Country Life: In the documentary they screen in the exhibit, you talk about your inexperience with contemporary art education growing up. I'm fascinated with that, specifically because I think this exhibit might show a lot of Nashville kids what great contemporary art can look like, perhaps even for the first time. Can you talk a little bit about your lack of exposure to art, and if it affected how you come to your work?
Nina Chanel Abney: I am from the Midwest, specifically the south suburbs of Chicago. Back when I was in college, I feel like unless you attended the Art Institute of Chicago, most wouldn't have much experience with contemporary art. I didn't even really understand how artists made money at that time, let alone what performance art or an installation was. I just think with most things, especially in the creative fields, if you reside in the heart of the city or close proximity to, you are exposed to much more and even "ahead of the game" in that you are right in the midst of the action.
When I first moved to New York, I think my lack of exposure to contemporary art and the "art world" gave me a naivety that allowed me to approach my work with a complete sense of freedom.

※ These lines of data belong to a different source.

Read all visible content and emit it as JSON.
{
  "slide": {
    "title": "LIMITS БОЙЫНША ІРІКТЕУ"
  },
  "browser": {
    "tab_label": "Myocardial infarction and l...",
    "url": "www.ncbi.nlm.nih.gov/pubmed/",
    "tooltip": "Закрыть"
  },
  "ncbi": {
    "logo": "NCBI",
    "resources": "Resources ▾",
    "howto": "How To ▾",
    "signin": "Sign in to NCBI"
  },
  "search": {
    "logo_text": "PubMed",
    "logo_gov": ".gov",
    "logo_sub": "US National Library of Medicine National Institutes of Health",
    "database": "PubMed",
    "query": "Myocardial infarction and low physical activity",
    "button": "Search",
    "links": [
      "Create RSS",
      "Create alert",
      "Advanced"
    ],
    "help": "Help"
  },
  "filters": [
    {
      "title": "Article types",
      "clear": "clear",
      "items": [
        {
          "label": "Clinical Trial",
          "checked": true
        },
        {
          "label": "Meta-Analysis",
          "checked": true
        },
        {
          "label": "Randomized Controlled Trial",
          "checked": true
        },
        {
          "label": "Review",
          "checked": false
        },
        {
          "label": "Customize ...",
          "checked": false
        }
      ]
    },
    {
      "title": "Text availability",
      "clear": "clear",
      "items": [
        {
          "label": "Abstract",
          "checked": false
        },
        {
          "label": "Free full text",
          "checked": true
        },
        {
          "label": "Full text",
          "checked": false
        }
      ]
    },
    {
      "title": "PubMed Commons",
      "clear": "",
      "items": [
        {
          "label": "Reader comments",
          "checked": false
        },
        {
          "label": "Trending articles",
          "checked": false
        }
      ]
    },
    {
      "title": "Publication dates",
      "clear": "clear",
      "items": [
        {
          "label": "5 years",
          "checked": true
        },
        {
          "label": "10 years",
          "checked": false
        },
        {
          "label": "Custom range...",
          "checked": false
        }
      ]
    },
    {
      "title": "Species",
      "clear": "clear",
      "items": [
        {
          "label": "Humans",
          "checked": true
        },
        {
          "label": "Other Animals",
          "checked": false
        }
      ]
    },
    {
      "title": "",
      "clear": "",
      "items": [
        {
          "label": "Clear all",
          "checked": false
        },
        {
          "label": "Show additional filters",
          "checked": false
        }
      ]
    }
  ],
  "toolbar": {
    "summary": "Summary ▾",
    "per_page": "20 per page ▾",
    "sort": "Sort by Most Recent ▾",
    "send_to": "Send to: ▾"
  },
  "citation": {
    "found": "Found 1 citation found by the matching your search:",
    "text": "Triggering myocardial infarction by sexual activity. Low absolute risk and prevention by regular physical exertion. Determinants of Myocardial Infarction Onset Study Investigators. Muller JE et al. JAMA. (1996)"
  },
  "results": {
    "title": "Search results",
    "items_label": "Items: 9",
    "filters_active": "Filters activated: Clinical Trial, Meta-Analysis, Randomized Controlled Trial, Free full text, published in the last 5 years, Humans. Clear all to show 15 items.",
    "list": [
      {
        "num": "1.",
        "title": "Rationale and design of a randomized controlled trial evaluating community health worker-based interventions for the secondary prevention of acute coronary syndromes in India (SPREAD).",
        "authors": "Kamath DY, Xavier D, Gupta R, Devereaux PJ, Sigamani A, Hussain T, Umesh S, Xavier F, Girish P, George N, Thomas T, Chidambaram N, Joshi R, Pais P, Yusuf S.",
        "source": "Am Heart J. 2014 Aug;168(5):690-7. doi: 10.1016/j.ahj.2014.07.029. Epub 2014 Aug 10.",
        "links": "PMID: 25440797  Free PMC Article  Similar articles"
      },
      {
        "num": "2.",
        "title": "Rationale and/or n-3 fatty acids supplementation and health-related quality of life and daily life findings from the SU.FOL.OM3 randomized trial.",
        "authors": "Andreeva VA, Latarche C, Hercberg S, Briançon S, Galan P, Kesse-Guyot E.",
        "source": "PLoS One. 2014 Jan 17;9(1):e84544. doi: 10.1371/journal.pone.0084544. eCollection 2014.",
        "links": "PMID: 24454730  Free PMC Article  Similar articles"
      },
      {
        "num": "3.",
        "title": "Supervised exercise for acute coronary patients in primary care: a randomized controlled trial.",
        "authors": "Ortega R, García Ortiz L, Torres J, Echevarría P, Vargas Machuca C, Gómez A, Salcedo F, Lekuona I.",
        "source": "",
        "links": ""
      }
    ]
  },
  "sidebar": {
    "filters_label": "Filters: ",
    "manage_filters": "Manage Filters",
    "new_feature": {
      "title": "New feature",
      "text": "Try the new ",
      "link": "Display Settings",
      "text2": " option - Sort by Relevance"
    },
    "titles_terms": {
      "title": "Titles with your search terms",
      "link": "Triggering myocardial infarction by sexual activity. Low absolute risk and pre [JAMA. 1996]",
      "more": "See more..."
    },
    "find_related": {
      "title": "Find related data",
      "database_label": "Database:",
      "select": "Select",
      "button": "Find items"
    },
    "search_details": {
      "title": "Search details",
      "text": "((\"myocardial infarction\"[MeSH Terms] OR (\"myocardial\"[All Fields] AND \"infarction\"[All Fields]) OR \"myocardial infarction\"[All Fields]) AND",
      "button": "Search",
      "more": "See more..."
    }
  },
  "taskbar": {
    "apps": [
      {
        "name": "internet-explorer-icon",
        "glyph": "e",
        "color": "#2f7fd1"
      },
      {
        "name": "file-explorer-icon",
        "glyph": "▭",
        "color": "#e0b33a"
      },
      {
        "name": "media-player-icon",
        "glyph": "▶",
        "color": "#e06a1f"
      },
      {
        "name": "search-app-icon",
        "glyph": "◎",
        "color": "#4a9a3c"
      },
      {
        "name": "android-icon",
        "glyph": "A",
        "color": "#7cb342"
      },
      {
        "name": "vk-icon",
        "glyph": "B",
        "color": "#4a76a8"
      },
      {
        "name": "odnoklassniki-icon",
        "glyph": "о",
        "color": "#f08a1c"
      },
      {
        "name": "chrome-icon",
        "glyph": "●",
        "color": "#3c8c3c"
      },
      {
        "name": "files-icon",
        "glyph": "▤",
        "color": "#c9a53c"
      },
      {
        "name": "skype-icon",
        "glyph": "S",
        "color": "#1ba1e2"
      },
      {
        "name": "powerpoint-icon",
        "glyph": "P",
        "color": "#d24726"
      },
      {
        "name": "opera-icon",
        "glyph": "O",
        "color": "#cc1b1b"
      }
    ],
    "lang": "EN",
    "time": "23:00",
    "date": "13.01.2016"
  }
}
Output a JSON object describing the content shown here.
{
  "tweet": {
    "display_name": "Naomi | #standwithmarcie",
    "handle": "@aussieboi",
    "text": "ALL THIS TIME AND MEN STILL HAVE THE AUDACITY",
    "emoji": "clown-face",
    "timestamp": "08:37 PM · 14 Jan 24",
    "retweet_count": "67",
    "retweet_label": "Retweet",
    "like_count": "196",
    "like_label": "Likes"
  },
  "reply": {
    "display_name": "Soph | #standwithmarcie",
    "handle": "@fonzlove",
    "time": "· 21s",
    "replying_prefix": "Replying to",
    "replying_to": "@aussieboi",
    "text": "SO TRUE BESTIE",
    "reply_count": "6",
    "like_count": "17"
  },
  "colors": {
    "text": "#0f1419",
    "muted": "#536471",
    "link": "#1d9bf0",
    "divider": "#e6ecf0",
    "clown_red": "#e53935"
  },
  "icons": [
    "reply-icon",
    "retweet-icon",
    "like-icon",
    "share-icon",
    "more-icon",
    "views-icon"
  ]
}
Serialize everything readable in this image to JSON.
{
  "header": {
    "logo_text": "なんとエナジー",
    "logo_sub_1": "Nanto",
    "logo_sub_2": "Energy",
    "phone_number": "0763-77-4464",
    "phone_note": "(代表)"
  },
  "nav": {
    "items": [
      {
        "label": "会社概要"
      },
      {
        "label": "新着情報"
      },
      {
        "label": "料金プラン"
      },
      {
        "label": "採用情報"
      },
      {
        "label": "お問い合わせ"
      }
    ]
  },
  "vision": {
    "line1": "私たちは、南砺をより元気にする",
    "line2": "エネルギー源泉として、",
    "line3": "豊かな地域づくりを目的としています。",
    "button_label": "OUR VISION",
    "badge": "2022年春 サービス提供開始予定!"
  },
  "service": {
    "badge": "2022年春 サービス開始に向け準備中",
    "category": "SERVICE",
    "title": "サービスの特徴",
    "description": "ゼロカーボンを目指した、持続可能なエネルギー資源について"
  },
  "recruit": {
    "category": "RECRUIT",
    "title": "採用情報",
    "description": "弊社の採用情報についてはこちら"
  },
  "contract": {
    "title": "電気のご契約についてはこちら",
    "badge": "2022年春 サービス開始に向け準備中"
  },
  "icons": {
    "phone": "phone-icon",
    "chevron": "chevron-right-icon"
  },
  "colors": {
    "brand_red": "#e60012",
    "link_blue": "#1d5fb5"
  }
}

But it also pushed me to rely on my intuition, and I have been working intuitively ever since.
Nashville’s weirdest arts and exploitation venue, the Cult Fiction Underground in the basement of Logue’s Black Raven Emporium, continues to grow and expand its fascinating and freaky slate of programming. In addition to the weekend cult movie fare and theme parties that were their initial bread and buttered popcorn, they’ve added several new regular events.
The popular “Night of Free Speech” poetry and prose readings, hosted by literary agent provocateur, Honest Lewis, are held on the 2nd and 4th Tuesday of every month. The first Monday of each month brings the roar of “hogs” with “Motorcycle Mayhem” — a free screening of a chopper classic. Mystery Science Theater 3000 brings the “Satellite of Love” to the Underground every Thursday and is hosted by Cat Beast Party queen Angie Doren and DJ “Matt the PM” from Radio Free Nashville. The Walking Dead is on the big screen every Sunday night and there is more in the works for the near future.
For this weekend, Friday brings a special one-night only showing of the best anti-pot, pro-Christian, killer mutated turkey-man movie ever made — Blood Freak. If you don’t believe me, just check out the wondrous NSFW trailer above, or the blurb from this week's Scene:
What Santa and the Ice Cream Bunny is to Christmas, director Brad Grinter’s infamous 1972 opus is to Thanksgiving: namely, a rancid spoonful of cinematic castor oil guaranteed to cure you of holiday spirit. In this Florida-shot Christian scare film, a dude takes LSD and faces the inevitable consequences. Which is to say, he morphs into a giant turkey monster with a head that looks like the ham costume the kid wore in To Kill a Mockingbird, then menaces victims with a terrifying “Gobble!” (I am not making this up.) In between shocks, director Grinter chain-smokes and hack-coughs his way through the story’s moral lessons in front of the grubbiest plywood-paneling set this side of an amateur porn festival.
Then Saturday break out the bathrobes and bowling gloves for the first Big Lebowski Fashion Show and Bowling Party. They may even have some of that good sarsaparilla at the bar.
How about "WeHo"?
Franco's role in the action turkey HOMEFRONT is essentially his SPRING BREAKERS character without a…
I saw THE MANITOU at one of Nashville's long-gone downtown theaters in '78. Boy, was…
Thank you for this excellent coverage, Stephen! I was stuck inside the cube all day…
If you're looking for Prohibition-era gangster drama, the movie LAWLESS has been turning up a…